**WHAT TO WORK ON**. Where in the records does the word "change" appear? Copy each line that holds it.

Interface dataset entries:
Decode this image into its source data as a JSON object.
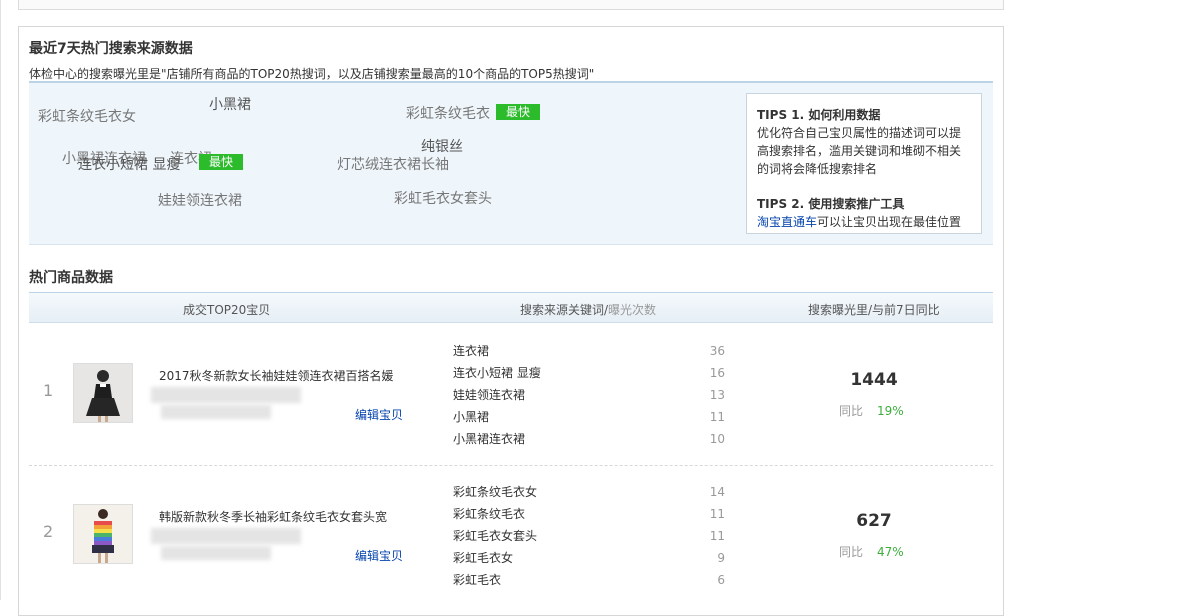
{
  "heat": {
    "title": "最近7天热门搜索来源数据",
    "desc": "体检中心的搜索曝光里是\"店铺所有商品的TOP20热搜词，以及店铺搜索量最高的10个商品的TOP5热搜词\"",
    "keywords": {
      "k1": "彩虹条纹毛衣女",
      "k2": "小黑裙",
      "k3": "彩虹条纹毛衣",
      "k4": "纯银丝",
      "k5": "小黑裙连衣裙",
      "k6": "连衣小短裙 显瘦",
      "k7": "连衣裙",
      "k8": "灯芯绒连衣裙长袖",
      "k9": "娃娃领连衣裙",
      "k10": "彩虹毛衣女套头"
    },
    "fast_label": "最快",
    "tips": {
      "t1_title": "TIPS 1. 如何利用数据",
      "t1_l1": "优化符合自己宝贝属性的描述词可以提",
      "t1_l2": "高搜索排名，滥用关键词和堆砌不相关",
      "t1_l3": "的词将会降低搜索排名",
      "t2_title": "TIPS 2. 使用搜索推广工具",
      "t2_link": "淘宝直通车",
      "t2_rest": "可以让宝贝出现在最佳位置"
    }
  },
  "hot": {
    "title": "热门商品数据",
    "col1": "成交TOP20宝贝",
    "col2a": "搜索来源关键词/",
    "col2b": "曝光次数",
    "col3": "搜索曝光里/与前7日同比",
    "edit_label": "编辑宝贝",
    "yoy_label": "同比",
    "rows": [
      {
        "rank": "1",
        "name": "2017秋冬新款女长袖娃娃领连衣裙百搭名媛",
        "keywords": [
          {
            "k": "连衣裙",
            "c": "36"
          },
          {
            "k": "连衣小短裙 显瘦",
            "c": "16"
          },
          {
            "k": "娃娃领连衣裙",
            "c": "13"
          },
          {
            "k": "小黑裙",
            "c": "11"
          },
          {
            "k": "小黑裙连衣裙",
            "c": "10"
          }
        ],
        "exposure": "1444",
        "yoy": "19%"
      },
      {
        "rank": "2",
        "name": "韩版新款秋冬季长袖彩虹条纹毛衣女套头宽",
        "keywords": [
          {
            "k": "彩虹条纹毛衣女",
            "c": "14"
          },
          {
            "k": "彩虹条纹毛衣",
            "c": "11"
          },
          {
            "k": "彩虹毛衣女套头",
            "c": "11"
          },
          {
            "k": "彩虹毛衣女",
            "c": "9"
          },
          {
            "k": "彩虹毛衣",
            "c": "6"
          }
        ],
        "exposure": "627",
        "yoy": "47%"
      }
    ]
  },
  "colors": {
    "accent_green": "#2bbb2b",
    "link_blue": "#0645ad",
    "percent_green": "#3cae3c"
  }
}
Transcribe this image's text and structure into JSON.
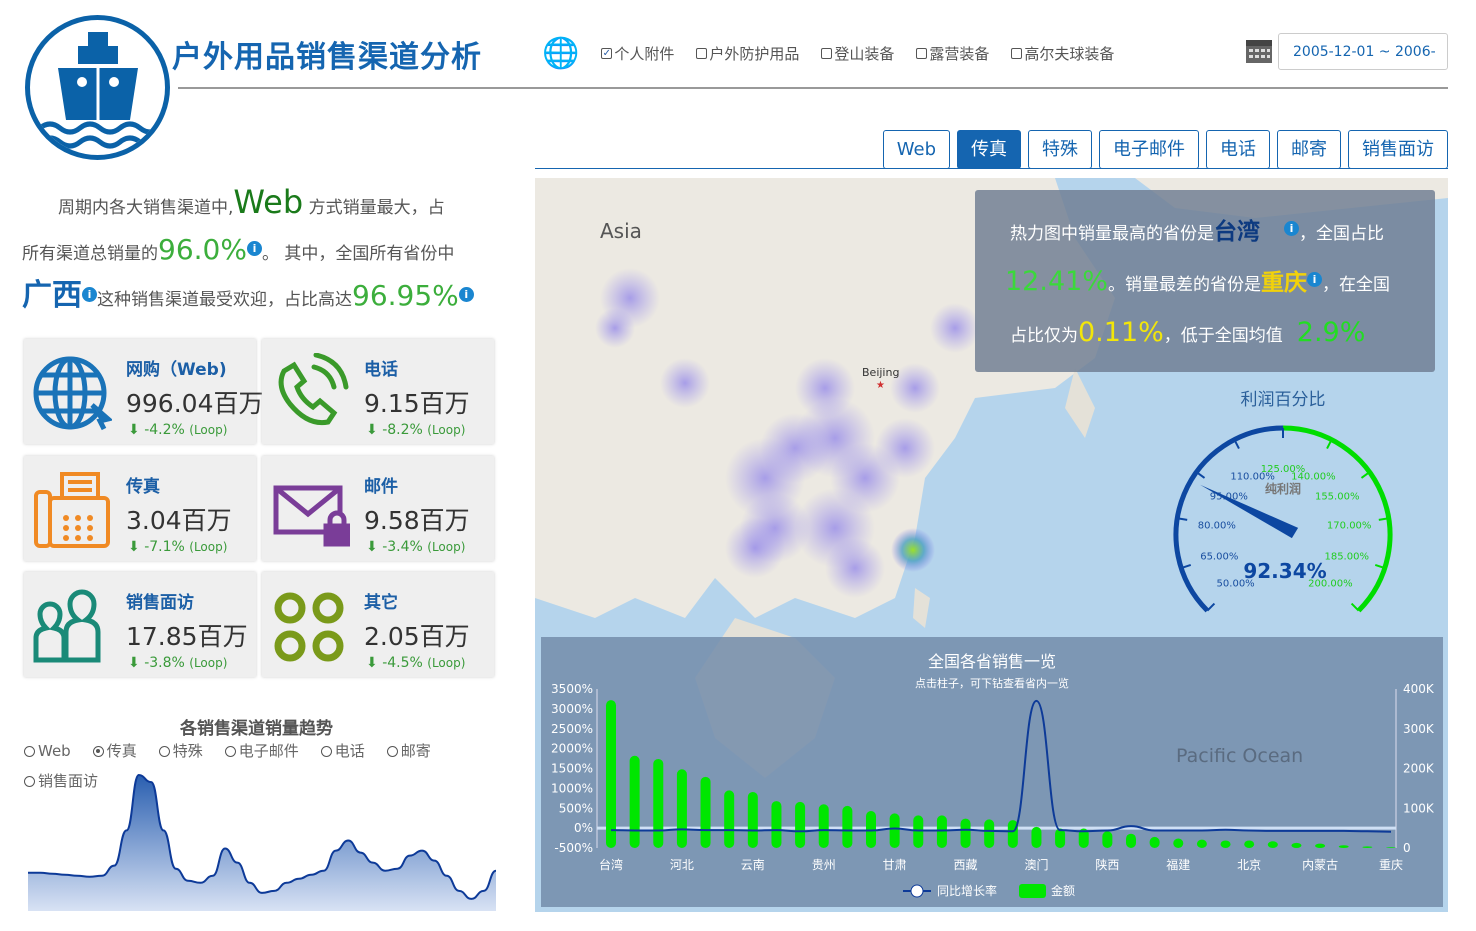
{
  "header": {
    "title": "户外用品销售渠道分析",
    "date_range": "2005-12-01 ~ 2006-",
    "categories": [
      {
        "label": "个人附件",
        "checked": true
      },
      {
        "label": "户外防护用品",
        "checked": false
      },
      {
        "label": "登山装备",
        "checked": false
      },
      {
        "label": "露营装备",
        "checked": false
      },
      {
        "label": "高尔夫球装备",
        "checked": false
      }
    ]
  },
  "tabs": [
    {
      "label": "Web",
      "active": false
    },
    {
      "label": "传真",
      "active": true
    },
    {
      "label": "特殊",
      "active": false
    },
    {
      "label": "电子邮件",
      "active": false
    },
    {
      "label": "电话",
      "active": false
    },
    {
      "label": "邮寄",
      "active": false
    },
    {
      "label": "销售面访",
      "active": false
    }
  ],
  "summary": {
    "t1": "周期内各大销售渠道中,",
    "top_channel": "Web",
    "t2": " 方式销量最大，占",
    "t3": "所有渠道总销量的",
    "top_share": "96.0%",
    "t4": "。 其中，全国所有省份中",
    "top_province": "广西",
    "t5": "这种销售渠道最受欢迎，占比高达",
    "province_share": "96.95%"
  },
  "cards": [
    {
      "name": "网购（Web)",
      "value": "996.04百万",
      "change": "-4.2%",
      "suffix": "(Loop)",
      "icon": "globe-icon",
      "color": "#1a73b8"
    },
    {
      "name": "电话",
      "value": "9.15百万",
      "change": "-8.2%",
      "suffix": "(Loop)",
      "icon": "phone-icon",
      "color": "#3a9a2a"
    },
    {
      "name": "传真",
      "value": "3.04百万",
      "change": "-7.1%",
      "suffix": "(Loop)",
      "icon": "fax-icon",
      "color": "#f08a24"
    },
    {
      "name": "邮件",
      "value": "9.58百万",
      "change": "-3.4%",
      "suffix": "(Loop)",
      "icon": "mail-lock-icon",
      "color": "#7a3d98"
    },
    {
      "name": "销售面访",
      "value": "17.85百万",
      "change": "-3.8%",
      "suffix": "(Loop)",
      "icon": "people-icon",
      "color": "#1a8a78"
    },
    {
      "name": "其它",
      "value": "2.05百万",
      "change": "-4.5%",
      "suffix": "(Loop)",
      "icon": "circles-icon",
      "color": "#7a9a1a"
    }
  ],
  "trend": {
    "title": "各销售渠道销量趋势",
    "options": [
      {
        "label": "Web",
        "on": false
      },
      {
        "label": "传真",
        "on": true
      },
      {
        "label": "特殊",
        "on": false
      },
      {
        "label": "电子邮件",
        "on": false
      },
      {
        "label": "电话",
        "on": false
      },
      {
        "label": "邮寄",
        "on": false
      },
      {
        "label": "销售面访",
        "on": false
      }
    ],
    "chart_data": {
      "type": "area",
      "values": [
        38,
        38,
        37,
        36,
        35,
        34,
        35,
        45,
        80,
        135,
        128,
        80,
        42,
        30,
        28,
        35,
        62,
        48,
        28,
        18,
        20,
        28,
        32,
        36,
        40,
        60,
        70,
        58,
        48,
        40,
        42,
        55,
        60,
        50,
        35,
        20,
        12,
        20,
        40
      ]
    }
  },
  "map": {
    "label_asia": "Asia",
    "label_beijing": "Beijing",
    "label_ocean": "Pacific Ocean"
  },
  "infobox": {
    "t1": "热力图中销量最高的省份是",
    "top": "台湾",
    "t2": "，全国占比",
    "top_share": "12.41%",
    "t3": "。销量最差的省份是",
    "worst": "重庆",
    "t4": "，在全国",
    "t5": "占比仅为",
    "worst_share": "0.11%",
    "t6": "，低于全国均值",
    "avg": "2.9%"
  },
  "gauge": {
    "title": "利润百分比",
    "label": "纯利润",
    "value": 92.34,
    "value_text": "92.34%",
    "min": 50,
    "max": 200,
    "split": 125,
    "ticks": [
      "50.00%",
      "65.00%",
      "80.00%",
      "95.00%",
      "110.00%",
      "125.00%",
      "140.00%",
      "155.00%",
      "170.00%",
      "185.00%",
      "200.00%"
    ],
    "colors": {
      "low": "#0d47a1",
      "high": "#00dd00"
    }
  },
  "chart_data": {
    "type": "bar",
    "title": "全国各省销售一览",
    "subtitle": "点击柱子，可下钻查看省内一览",
    "categories": [
      "台湾",
      "",
      "",
      "河北",
      "",
      "",
      "云南",
      "",
      "",
      "贵州",
      "",
      "",
      "甘肃",
      "",
      "",
      "西藏",
      "",
      "",
      "澳门",
      "",
      "",
      "陕西",
      "",
      "",
      "福建",
      "",
      "",
      "北京",
      "",
      "",
      "内蒙古",
      "",
      "",
      "重庆"
    ],
    "series": [
      {
        "name": "金额",
        "type": "bar",
        "axis": "right",
        "values": [
          372,
          232,
          224,
          198,
          179,
          145,
          141,
          118,
          116,
          110,
          106,
          93,
          87,
          82,
          82,
          74,
          72,
          70,
          53,
          49,
          49,
          42,
          36,
          28,
          24,
          21,
          19,
          19,
          17,
          13,
          11,
          7,
          4,
          2
        ]
      },
      {
        "name": "同比增长率",
        "type": "line",
        "axis": "left",
        "values": [
          -50,
          -60,
          -60,
          -30,
          -50,
          -50,
          -60,
          -50,
          -80,
          -50,
          -60,
          -60,
          -10,
          -60,
          -60,
          -40,
          -70,
          -80,
          3200,
          -50,
          -80,
          -60,
          50,
          -60,
          -60,
          -60,
          -40,
          -60,
          -70,
          -70,
          -70,
          -70,
          -80,
          -90
        ]
      }
    ],
    "ylim_left": [
      -500,
      3500
    ],
    "yticks_left": [
      "3500%",
      "3000%",
      "2500%",
      "2000%",
      "1500%",
      "1000%",
      "500%",
      "0%",
      "-500%"
    ],
    "ylim_right": [
      0,
      400
    ],
    "yticks_right": [
      "400K",
      "300K",
      "200K",
      "100K",
      "0"
    ],
    "legend": [
      "同比增长率",
      "金额"
    ]
  }
}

**TASK RESPONSE**.
      "change": "-4.2%",
      "change": "-8.2%",
      "change": "-7.1%",
      "change": "-3.4%",
      "change": "-3.8%",
      "change": "-4.5%",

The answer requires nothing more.